* **Task brief**
Return each line below holding the string "Intel".

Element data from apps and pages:
------------------------------------------------
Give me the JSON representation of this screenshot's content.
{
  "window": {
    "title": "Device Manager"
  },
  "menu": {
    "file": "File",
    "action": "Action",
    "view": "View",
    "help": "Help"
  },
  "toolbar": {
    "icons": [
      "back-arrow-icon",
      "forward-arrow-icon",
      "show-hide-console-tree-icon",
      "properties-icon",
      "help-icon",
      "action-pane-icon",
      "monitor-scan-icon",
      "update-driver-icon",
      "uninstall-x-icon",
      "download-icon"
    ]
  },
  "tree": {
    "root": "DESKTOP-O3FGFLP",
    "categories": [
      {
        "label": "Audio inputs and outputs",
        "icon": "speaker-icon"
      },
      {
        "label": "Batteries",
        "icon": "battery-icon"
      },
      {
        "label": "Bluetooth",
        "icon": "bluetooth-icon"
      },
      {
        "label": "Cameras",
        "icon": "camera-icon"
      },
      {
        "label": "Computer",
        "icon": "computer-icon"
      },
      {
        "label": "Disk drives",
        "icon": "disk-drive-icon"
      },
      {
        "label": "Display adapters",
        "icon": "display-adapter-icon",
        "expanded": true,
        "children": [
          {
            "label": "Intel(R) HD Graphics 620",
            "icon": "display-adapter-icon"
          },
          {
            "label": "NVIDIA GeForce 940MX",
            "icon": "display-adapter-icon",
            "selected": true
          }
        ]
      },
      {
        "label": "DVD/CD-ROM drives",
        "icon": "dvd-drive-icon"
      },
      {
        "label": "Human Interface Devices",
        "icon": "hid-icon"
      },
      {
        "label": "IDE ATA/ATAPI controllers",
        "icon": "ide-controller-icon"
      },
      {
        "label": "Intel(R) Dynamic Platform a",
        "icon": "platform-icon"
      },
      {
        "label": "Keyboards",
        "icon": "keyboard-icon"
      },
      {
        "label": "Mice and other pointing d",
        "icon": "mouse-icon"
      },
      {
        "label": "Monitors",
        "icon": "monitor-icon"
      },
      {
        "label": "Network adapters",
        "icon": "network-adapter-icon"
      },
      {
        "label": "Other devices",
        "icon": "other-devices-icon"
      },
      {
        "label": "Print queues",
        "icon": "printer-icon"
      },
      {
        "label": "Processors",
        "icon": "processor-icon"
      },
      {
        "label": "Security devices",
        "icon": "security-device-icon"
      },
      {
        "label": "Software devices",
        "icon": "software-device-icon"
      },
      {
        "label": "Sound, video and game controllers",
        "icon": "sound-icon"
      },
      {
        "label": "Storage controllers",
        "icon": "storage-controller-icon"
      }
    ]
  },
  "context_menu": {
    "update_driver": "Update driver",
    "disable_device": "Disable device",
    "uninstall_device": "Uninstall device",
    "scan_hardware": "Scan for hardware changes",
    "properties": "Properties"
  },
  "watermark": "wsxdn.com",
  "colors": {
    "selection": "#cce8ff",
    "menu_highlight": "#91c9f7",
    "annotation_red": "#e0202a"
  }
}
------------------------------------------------
* **Problem solution**
            "label": "Intel(R) HD Graphics 620",
        "label": "Intel(R) Dynamic Platform a",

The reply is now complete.